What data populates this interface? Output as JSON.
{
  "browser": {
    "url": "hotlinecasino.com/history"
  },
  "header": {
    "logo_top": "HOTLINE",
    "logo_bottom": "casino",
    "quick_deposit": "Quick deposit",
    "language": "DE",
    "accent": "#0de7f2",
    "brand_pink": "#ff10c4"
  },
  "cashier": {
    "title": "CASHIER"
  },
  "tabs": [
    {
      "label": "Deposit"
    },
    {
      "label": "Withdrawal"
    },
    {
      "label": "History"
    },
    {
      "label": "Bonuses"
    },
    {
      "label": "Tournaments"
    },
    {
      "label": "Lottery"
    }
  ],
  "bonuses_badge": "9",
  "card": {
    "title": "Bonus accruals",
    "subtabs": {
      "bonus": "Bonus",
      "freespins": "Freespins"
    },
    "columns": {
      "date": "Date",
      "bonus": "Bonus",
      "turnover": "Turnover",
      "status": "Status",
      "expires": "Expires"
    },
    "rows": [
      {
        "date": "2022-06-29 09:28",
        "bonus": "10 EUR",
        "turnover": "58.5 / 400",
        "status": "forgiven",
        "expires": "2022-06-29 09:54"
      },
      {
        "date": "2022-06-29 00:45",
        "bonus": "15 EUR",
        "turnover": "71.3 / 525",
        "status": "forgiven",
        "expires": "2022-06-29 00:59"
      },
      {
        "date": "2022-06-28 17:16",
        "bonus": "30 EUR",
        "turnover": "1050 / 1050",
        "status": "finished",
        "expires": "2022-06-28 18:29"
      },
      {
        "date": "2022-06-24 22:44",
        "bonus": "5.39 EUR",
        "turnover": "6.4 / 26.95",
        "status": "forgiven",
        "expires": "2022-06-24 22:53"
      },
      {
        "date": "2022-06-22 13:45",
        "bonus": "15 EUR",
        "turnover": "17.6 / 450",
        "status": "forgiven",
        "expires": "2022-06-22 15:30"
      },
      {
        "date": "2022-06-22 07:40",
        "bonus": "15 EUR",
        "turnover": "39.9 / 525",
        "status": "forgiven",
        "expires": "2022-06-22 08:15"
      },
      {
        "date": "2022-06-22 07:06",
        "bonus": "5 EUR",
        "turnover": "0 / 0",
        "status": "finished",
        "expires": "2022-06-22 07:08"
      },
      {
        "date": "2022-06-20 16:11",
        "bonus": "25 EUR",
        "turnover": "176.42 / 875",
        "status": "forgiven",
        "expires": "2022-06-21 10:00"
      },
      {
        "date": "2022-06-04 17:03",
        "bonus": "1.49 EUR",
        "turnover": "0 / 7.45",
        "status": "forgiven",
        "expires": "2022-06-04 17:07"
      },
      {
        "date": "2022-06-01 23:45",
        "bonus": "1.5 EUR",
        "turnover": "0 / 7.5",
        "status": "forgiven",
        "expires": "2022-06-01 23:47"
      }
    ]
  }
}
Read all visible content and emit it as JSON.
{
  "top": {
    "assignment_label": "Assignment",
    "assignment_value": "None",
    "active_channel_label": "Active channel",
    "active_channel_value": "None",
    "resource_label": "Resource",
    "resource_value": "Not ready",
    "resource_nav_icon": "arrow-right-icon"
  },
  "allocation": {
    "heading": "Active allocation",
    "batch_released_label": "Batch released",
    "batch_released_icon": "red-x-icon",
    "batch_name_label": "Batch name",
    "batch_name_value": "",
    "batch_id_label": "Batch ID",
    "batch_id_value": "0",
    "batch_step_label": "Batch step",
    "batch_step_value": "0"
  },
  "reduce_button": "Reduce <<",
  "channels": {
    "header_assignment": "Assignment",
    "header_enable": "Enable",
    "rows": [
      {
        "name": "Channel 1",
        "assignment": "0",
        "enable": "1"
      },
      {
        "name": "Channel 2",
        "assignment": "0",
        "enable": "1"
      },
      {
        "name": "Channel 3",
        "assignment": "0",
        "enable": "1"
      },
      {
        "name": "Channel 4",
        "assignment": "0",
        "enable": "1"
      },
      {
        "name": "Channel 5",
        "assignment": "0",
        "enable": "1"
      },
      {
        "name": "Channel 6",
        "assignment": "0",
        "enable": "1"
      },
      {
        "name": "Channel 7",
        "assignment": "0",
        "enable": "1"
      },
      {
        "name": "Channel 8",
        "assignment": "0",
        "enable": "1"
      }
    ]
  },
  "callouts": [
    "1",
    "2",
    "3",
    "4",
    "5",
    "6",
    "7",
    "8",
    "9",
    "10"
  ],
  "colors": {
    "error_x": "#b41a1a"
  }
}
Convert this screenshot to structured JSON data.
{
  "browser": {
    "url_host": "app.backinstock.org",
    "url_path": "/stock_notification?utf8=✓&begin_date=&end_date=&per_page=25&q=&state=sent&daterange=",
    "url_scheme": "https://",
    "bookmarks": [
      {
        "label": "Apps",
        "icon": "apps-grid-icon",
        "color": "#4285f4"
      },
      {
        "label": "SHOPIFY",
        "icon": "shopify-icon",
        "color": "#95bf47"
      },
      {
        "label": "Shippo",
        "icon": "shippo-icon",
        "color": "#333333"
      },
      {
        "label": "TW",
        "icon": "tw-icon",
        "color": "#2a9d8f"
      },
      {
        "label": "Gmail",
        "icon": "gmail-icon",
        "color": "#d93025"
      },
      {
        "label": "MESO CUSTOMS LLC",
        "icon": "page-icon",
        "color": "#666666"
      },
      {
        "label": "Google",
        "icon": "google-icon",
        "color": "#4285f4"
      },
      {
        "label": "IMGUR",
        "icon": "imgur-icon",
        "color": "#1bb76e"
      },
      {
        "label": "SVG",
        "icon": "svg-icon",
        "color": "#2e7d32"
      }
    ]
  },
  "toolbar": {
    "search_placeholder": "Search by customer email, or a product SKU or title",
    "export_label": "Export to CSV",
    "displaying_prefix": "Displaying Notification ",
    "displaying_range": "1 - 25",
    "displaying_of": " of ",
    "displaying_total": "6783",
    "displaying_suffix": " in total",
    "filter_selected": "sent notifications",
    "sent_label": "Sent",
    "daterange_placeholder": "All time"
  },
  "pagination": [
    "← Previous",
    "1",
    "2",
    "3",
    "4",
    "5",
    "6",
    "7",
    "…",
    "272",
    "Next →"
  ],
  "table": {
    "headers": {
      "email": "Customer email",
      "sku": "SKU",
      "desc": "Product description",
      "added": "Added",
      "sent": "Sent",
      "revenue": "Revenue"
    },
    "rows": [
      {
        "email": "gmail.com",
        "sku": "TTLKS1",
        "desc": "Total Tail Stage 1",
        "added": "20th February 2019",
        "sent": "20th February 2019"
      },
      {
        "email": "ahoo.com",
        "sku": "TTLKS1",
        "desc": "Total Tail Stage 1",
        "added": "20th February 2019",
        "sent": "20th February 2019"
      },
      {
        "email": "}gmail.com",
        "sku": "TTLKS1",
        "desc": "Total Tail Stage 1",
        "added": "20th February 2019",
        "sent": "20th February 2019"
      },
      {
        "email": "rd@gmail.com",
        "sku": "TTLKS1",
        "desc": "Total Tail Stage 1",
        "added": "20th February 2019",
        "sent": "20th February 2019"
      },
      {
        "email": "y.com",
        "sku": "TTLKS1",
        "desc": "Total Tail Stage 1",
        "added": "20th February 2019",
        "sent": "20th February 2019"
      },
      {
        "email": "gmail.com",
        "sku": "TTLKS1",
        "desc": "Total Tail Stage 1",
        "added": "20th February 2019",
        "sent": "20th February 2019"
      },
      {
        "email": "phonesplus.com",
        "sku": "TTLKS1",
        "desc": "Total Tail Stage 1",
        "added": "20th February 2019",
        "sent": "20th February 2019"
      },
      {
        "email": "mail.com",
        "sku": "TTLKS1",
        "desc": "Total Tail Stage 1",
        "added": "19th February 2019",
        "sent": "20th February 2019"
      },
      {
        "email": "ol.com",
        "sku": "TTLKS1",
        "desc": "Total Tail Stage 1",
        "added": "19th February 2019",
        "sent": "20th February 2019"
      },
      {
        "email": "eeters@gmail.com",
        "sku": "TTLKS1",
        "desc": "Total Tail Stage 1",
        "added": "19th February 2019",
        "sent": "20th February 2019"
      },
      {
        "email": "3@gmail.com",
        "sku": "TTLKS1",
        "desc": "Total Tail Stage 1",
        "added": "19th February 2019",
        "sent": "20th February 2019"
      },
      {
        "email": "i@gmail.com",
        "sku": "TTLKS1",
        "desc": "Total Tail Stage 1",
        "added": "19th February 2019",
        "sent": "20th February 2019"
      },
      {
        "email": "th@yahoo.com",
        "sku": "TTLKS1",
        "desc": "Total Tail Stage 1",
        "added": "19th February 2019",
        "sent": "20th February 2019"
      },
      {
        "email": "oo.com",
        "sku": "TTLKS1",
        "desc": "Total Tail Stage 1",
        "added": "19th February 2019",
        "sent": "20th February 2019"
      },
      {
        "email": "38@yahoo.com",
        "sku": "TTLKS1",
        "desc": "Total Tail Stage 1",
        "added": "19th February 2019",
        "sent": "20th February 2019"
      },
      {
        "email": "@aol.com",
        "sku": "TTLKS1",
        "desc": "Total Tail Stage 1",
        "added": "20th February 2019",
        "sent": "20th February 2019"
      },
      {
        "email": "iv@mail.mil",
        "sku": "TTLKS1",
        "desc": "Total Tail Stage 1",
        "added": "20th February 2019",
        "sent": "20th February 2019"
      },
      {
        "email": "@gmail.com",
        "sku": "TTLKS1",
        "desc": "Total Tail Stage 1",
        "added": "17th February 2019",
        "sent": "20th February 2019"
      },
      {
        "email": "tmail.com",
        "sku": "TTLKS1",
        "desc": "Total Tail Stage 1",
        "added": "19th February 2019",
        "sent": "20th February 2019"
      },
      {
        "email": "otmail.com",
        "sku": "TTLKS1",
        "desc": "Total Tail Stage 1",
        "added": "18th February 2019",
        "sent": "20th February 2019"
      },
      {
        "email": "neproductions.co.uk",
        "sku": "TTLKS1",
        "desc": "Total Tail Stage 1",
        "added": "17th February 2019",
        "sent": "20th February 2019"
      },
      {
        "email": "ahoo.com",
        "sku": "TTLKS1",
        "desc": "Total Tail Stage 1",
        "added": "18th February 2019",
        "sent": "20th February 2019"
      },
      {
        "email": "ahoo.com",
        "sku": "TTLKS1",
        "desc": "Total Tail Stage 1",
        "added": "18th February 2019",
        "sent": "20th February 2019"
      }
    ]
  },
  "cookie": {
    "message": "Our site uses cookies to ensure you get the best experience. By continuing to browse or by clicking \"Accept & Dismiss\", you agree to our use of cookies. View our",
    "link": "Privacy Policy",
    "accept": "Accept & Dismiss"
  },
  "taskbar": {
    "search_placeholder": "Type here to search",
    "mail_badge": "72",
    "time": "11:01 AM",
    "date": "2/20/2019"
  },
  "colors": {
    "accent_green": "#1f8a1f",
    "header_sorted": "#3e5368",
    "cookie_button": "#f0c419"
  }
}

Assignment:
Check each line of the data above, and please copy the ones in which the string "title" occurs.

Task answer:
    "title": "CASHIER"
    "title": "Bonus accruals",
    "search_placeholder": "Search by customer email, or a product SKU or title",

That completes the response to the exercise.